[Opening PROVIDED MATERIAL section]

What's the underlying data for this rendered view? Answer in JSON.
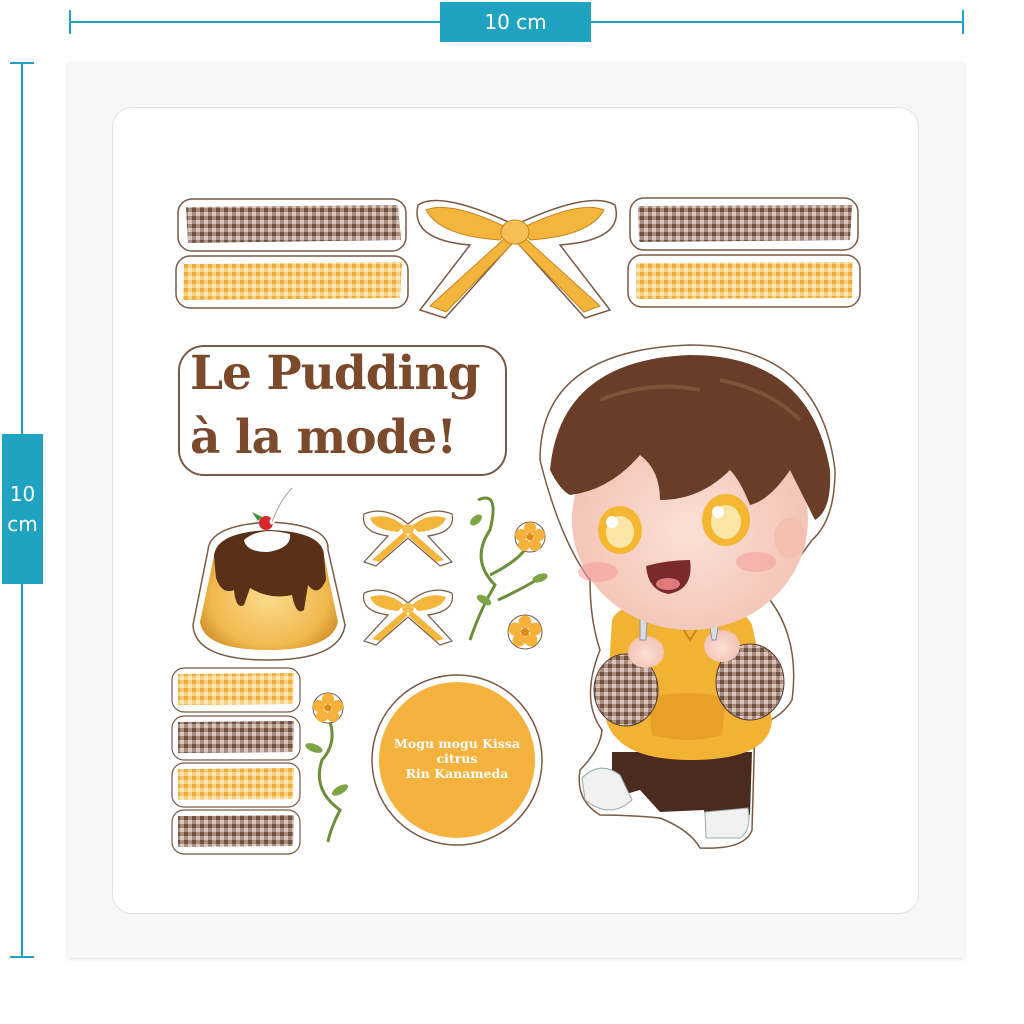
{
  "dimensions": {
    "width_label": "10 cm",
    "height_value": "10",
    "height_unit": "cm"
  },
  "title": {
    "line1": "Le Pudding",
    "line2": "à la mode!"
  },
  "credit": {
    "line1": "Mogu mogu Kissa",
    "line2": "citrus",
    "line3": "Rin Kanameda"
  },
  "colors": {
    "accent": "#1fa3c0",
    "title_brown": "#7b4a2d",
    "yellow": "#f6b23a",
    "badge_orange": "#f6b23e",
    "gingham_brown": "#8a6a58",
    "gingham_yellow": "#f5c86a"
  }
}
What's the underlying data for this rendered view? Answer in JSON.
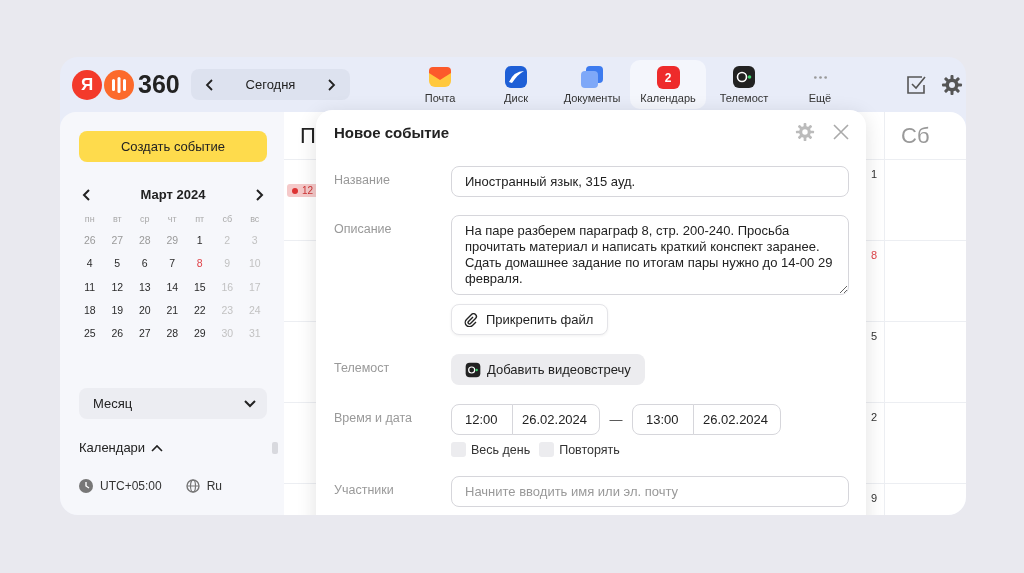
{
  "logo": {
    "letter": "Я",
    "text": "360"
  },
  "nav": {
    "today": "Сегодня"
  },
  "services": [
    {
      "kind": "mail",
      "label": "Почта",
      "selected": false
    },
    {
      "kind": "disk",
      "label": "Диск",
      "selected": false
    },
    {
      "kind": "docs",
      "label": "Документы",
      "selected": false
    },
    {
      "kind": "calendar",
      "label": "Календарь",
      "badge": "2",
      "selected": true
    },
    {
      "kind": "telemost",
      "label": "Телемост",
      "selected": false
    },
    {
      "kind": "more",
      "label": "Ещё",
      "selected": false
    }
  ],
  "sidebar": {
    "create_button": "Создать событие",
    "mini_calendar": {
      "title": "Март 2024",
      "weekdays": [
        "пн",
        "вт",
        "ср",
        "чт",
        "пт",
        "сб",
        "вс"
      ],
      "weeks": [
        [
          {
            "day": "26",
            "kind": "other"
          },
          {
            "day": "27",
            "kind": "other"
          },
          {
            "day": "28",
            "kind": "other"
          },
          {
            "day": "29",
            "kind": "other"
          },
          {
            "day": "1",
            "kind": "day"
          },
          {
            "day": "2",
            "kind": "weekend"
          },
          {
            "day": "3",
            "kind": "weekend"
          }
        ],
        [
          {
            "day": "4",
            "kind": "day"
          },
          {
            "day": "5",
            "kind": "day"
          },
          {
            "day": "6",
            "kind": "day"
          },
          {
            "day": "7",
            "kind": "day"
          },
          {
            "day": "8",
            "kind": "holiday"
          },
          {
            "day": "9",
            "kind": "weekend"
          },
          {
            "day": "10",
            "kind": "weekend"
          }
        ],
        [
          {
            "day": "11",
            "kind": "day"
          },
          {
            "day": "12",
            "kind": "day"
          },
          {
            "day": "13",
            "kind": "day"
          },
          {
            "day": "14",
            "kind": "day"
          },
          {
            "day": "15",
            "kind": "day"
          },
          {
            "day": "16",
            "kind": "weekend"
          },
          {
            "day": "17",
            "kind": "weekend"
          }
        ],
        [
          {
            "day": "18",
            "kind": "day"
          },
          {
            "day": "19",
            "kind": "day"
          },
          {
            "day": "20",
            "kind": "day"
          },
          {
            "day": "21",
            "kind": "day"
          },
          {
            "day": "22",
            "kind": "day"
          },
          {
            "day": "23",
            "kind": "weekend"
          },
          {
            "day": "24",
            "kind": "weekend"
          }
        ],
        [
          {
            "day": "25",
            "kind": "day"
          },
          {
            "day": "26",
            "kind": "day"
          },
          {
            "day": "27",
            "kind": "day"
          },
          {
            "day": "28",
            "kind": "day"
          },
          {
            "day": "29",
            "kind": "day"
          },
          {
            "day": "30",
            "kind": "weekend"
          },
          {
            "day": "31",
            "kind": "weekend"
          }
        ]
      ]
    },
    "view_select": {
      "value": "Месяц"
    },
    "calendars": {
      "label": "Календари",
      "expanded": true
    },
    "timezone": "UTC+05:00",
    "language": "Ru"
  },
  "calendar": {
    "first_header": "П",
    "saturday_header": "Сб",
    "event_chip": "12",
    "day_numbers": [
      {
        "text": "1",
        "holiday": false
      },
      {
        "text": "8",
        "holiday": true
      },
      {
        "text": "5",
        "holiday": false
      },
      {
        "text": "2",
        "holiday": false
      },
      {
        "text": "9",
        "holiday": false
      }
    ]
  },
  "dialog": {
    "title": "Новое событие",
    "name": {
      "label": "Название",
      "value": "Иностранный язык, 315 ауд."
    },
    "description": {
      "label": "Описание",
      "value": "На паре разберем параграф 8, стр. 200-240. Просьба прочитать материал и написать краткий конспект заранее. Сдать домашнее задание по итогам пары нужно до 14-00 29 февраля."
    },
    "attach_button": "Прикрепить файл",
    "telemost": {
      "label": "Телемост",
      "button": "Добавить видеовстречу"
    },
    "datetime": {
      "label": "Время и дата",
      "start_time": "12:00",
      "start_date": "26.02.2024",
      "separator": "—",
      "end_time": "13:00",
      "end_date": "26.02.2024"
    },
    "options": [
      {
        "label": "Весь день",
        "checked": false
      },
      {
        "label": "Повторять",
        "checked": false
      }
    ],
    "participants": {
      "label": "Участники",
      "placeholder": "Начните вводить имя или эл. почту"
    }
  }
}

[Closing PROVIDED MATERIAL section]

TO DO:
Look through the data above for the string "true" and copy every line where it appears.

WRITTEN SOLUTION:
      "selected": true
      "expanded": true
        "holiday": true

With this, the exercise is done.